_Work item_
Return all lines from the listing below that include the word "Saraceno".

** Supplied material follows **

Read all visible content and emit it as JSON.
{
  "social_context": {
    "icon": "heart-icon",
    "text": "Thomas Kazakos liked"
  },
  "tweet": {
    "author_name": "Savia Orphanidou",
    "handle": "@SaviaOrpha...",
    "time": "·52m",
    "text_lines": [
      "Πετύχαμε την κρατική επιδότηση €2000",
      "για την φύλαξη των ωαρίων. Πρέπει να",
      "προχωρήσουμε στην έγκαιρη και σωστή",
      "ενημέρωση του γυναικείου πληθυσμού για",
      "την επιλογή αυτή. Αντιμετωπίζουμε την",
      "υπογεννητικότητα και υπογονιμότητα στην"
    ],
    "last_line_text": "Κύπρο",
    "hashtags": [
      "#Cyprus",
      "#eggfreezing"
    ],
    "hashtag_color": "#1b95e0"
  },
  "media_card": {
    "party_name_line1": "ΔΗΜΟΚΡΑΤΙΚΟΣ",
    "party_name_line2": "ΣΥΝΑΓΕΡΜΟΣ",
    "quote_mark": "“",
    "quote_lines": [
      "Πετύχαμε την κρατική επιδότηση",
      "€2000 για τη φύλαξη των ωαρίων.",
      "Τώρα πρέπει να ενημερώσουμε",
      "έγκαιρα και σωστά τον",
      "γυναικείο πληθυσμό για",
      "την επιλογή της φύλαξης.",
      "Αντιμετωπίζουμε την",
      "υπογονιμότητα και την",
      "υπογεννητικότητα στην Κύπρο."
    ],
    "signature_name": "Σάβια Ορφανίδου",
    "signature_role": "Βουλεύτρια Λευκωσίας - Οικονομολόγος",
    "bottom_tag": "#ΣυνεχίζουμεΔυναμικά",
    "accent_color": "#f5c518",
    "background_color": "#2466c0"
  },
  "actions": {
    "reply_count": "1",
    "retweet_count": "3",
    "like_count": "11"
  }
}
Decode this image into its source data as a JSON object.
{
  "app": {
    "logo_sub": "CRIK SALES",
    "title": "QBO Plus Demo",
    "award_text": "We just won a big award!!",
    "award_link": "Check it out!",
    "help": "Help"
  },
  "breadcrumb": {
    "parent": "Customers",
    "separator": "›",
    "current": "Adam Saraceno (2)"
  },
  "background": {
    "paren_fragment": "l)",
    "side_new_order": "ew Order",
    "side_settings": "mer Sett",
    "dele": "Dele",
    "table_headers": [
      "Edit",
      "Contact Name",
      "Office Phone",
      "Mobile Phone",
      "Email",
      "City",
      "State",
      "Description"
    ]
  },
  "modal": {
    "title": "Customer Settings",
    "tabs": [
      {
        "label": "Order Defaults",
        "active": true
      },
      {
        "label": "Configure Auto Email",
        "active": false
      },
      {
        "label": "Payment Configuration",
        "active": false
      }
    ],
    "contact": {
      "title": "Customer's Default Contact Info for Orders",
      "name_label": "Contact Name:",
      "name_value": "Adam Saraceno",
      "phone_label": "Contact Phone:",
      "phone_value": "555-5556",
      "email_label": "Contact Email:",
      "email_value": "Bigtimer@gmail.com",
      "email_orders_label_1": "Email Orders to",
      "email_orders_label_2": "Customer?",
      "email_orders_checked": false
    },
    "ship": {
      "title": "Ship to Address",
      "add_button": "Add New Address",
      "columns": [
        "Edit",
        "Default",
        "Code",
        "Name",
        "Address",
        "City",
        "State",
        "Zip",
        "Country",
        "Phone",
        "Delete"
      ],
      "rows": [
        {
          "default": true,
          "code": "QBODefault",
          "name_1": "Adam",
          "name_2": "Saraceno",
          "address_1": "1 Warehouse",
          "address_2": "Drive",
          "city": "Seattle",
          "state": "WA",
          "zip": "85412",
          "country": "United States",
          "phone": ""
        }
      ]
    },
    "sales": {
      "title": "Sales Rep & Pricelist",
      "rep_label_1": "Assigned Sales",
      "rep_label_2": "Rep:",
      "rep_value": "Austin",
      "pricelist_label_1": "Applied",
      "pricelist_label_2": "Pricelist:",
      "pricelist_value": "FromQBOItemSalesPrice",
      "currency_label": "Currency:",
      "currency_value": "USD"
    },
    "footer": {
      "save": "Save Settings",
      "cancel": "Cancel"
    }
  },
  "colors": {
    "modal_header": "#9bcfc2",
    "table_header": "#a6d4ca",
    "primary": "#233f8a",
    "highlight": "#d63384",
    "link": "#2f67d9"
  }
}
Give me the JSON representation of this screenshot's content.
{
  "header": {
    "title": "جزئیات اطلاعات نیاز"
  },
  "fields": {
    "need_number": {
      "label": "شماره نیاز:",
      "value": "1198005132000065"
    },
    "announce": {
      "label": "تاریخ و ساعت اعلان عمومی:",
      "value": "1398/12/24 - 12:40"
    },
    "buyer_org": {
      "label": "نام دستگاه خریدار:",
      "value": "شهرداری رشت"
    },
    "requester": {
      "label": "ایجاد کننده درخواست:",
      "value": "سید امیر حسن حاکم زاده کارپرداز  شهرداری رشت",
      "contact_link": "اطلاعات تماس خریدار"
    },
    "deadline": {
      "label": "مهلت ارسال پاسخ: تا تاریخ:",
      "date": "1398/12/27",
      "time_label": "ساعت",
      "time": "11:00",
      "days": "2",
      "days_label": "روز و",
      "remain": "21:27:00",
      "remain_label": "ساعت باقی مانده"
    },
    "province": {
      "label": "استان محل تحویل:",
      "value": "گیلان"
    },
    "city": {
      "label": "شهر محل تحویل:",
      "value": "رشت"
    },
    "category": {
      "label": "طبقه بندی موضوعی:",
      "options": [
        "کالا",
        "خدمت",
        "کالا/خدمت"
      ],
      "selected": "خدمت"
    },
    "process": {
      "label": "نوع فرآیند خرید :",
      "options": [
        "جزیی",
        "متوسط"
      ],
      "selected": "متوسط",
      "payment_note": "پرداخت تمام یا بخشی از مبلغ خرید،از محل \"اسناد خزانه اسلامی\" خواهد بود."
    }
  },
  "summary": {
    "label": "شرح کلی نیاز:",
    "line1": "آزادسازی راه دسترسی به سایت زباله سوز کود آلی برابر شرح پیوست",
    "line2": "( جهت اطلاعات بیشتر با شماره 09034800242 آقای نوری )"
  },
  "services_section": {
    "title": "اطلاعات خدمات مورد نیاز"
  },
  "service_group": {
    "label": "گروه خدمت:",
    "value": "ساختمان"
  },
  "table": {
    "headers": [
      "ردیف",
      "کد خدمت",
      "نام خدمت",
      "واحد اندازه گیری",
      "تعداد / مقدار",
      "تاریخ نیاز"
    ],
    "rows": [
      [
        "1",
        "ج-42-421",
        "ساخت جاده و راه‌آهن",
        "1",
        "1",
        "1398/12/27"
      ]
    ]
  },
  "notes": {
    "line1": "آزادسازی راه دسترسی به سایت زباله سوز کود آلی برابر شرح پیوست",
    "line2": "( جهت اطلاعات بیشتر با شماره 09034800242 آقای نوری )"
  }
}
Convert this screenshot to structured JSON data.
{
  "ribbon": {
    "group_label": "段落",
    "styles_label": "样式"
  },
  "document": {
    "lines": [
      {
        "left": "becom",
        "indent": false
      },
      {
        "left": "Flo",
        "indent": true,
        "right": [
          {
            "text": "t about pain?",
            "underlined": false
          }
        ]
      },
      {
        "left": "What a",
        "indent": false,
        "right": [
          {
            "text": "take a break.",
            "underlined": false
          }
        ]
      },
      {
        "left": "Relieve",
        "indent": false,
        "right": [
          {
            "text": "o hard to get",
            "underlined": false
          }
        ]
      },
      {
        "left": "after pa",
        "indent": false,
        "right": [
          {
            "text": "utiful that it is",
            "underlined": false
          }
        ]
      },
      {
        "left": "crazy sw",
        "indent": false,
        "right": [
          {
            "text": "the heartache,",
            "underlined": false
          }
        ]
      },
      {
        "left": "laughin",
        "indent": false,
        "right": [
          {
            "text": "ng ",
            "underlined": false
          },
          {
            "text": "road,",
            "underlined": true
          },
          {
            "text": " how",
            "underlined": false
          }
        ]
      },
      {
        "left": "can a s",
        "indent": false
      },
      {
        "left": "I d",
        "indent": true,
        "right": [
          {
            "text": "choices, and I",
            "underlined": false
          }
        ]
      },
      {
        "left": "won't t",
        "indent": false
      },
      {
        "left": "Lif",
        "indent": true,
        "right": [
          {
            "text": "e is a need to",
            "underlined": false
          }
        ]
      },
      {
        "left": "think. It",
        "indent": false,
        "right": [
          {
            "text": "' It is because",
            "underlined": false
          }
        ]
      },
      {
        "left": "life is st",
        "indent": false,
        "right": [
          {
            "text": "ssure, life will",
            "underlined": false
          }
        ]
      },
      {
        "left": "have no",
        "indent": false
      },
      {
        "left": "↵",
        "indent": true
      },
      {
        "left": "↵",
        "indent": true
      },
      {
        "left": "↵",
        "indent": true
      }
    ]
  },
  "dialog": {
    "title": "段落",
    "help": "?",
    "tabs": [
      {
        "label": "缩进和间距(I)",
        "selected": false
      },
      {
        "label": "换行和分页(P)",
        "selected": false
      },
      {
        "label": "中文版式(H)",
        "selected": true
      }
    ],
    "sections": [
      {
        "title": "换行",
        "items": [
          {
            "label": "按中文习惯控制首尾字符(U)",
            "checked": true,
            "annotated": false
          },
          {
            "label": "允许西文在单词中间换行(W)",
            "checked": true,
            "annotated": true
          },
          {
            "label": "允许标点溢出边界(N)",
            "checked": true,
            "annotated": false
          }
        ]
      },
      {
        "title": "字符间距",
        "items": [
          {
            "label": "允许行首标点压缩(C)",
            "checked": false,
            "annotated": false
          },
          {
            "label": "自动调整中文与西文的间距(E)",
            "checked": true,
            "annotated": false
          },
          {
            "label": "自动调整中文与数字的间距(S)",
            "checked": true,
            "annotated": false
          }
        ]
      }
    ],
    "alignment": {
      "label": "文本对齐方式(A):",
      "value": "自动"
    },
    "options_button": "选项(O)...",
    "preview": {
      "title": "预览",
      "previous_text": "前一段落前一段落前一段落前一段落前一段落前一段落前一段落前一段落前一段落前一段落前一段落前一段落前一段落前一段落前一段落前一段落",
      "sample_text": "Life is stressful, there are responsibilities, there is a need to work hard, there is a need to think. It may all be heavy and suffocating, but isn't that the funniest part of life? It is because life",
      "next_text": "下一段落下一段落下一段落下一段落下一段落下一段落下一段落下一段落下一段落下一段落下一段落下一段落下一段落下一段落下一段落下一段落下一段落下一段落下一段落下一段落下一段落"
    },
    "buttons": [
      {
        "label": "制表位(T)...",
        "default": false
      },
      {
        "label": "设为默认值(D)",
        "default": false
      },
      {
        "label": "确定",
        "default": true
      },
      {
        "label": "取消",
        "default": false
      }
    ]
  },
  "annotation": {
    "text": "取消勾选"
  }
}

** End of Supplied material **

_Answer space_
    "current": "Adam Saraceno (2)"
      "name_value": "Adam Saraceno",
          "name_2": "Saraceno",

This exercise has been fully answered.